Prompt
Pull every line containing "System" out of the listing below.

Dataset excerpts
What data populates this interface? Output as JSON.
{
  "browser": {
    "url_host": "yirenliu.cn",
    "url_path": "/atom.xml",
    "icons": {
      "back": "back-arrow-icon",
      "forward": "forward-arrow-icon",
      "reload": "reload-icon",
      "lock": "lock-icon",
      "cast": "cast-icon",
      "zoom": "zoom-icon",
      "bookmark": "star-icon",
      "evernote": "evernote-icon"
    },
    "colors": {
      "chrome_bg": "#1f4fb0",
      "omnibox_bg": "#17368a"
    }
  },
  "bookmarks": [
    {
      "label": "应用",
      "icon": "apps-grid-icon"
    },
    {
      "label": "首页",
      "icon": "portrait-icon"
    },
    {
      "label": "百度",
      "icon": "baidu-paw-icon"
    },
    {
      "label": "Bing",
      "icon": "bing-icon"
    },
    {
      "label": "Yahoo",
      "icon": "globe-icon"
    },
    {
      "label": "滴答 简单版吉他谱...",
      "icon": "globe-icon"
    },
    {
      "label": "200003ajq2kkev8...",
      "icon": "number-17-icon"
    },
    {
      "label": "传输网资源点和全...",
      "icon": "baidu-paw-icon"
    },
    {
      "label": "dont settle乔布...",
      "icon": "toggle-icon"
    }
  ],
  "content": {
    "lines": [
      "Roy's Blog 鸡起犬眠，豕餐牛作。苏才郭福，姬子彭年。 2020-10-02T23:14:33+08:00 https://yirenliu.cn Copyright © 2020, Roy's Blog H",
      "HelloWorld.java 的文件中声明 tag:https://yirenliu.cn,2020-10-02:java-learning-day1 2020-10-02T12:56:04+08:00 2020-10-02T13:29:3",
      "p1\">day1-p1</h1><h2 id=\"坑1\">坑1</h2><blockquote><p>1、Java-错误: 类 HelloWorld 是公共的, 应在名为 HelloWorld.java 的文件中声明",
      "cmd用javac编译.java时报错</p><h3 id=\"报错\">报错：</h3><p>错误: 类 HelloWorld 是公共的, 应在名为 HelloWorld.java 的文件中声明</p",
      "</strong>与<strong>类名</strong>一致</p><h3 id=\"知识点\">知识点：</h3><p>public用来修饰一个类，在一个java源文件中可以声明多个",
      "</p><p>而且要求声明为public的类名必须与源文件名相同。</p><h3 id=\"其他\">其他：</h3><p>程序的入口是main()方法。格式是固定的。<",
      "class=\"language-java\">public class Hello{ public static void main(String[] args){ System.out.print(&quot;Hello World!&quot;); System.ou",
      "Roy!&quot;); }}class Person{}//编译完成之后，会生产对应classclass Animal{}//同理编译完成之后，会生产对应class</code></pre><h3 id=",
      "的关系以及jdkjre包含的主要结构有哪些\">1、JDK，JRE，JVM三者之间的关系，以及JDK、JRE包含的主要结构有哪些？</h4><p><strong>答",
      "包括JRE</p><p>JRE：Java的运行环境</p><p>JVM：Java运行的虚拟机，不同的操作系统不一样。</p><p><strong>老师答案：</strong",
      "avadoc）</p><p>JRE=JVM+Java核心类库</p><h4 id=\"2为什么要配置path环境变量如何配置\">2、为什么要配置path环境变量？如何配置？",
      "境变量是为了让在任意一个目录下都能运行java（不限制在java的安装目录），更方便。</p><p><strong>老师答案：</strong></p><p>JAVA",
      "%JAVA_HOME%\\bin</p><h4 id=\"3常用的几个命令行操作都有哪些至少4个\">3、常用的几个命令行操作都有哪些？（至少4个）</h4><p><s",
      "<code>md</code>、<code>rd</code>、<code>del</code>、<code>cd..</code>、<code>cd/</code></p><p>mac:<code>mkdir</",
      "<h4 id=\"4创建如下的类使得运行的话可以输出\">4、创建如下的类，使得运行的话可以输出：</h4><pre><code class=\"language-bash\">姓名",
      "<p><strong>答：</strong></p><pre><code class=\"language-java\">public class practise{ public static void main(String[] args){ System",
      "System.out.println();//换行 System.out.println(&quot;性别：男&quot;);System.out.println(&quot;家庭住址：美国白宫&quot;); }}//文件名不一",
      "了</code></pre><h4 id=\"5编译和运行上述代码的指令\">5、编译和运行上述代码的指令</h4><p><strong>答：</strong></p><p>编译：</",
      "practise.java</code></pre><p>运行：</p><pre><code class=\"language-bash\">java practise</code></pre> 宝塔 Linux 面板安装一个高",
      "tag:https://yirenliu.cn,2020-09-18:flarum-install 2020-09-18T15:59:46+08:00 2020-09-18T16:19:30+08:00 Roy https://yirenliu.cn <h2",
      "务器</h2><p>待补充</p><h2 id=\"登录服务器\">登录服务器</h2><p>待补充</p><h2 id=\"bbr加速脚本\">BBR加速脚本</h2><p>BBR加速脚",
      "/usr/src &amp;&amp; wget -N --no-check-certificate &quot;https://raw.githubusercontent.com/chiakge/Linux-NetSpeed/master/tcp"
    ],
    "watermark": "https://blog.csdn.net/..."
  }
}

Exercise output
      "class=\"language-java\">public class Hello{ public static void main(String[] args){ System.out.print(&quot;Hello World!&quot;); System.ou",
      "<p><strong>答：</strong></p><pre><code class=\"language-java\">public class practise{ public static void main(String[] args){ System",
      "System.out.println();//换行 System.out.println(&quot;性别：男&quot;);System.out.println(&quot;家庭住址：美国白宫&quot;); }}//文件名不一",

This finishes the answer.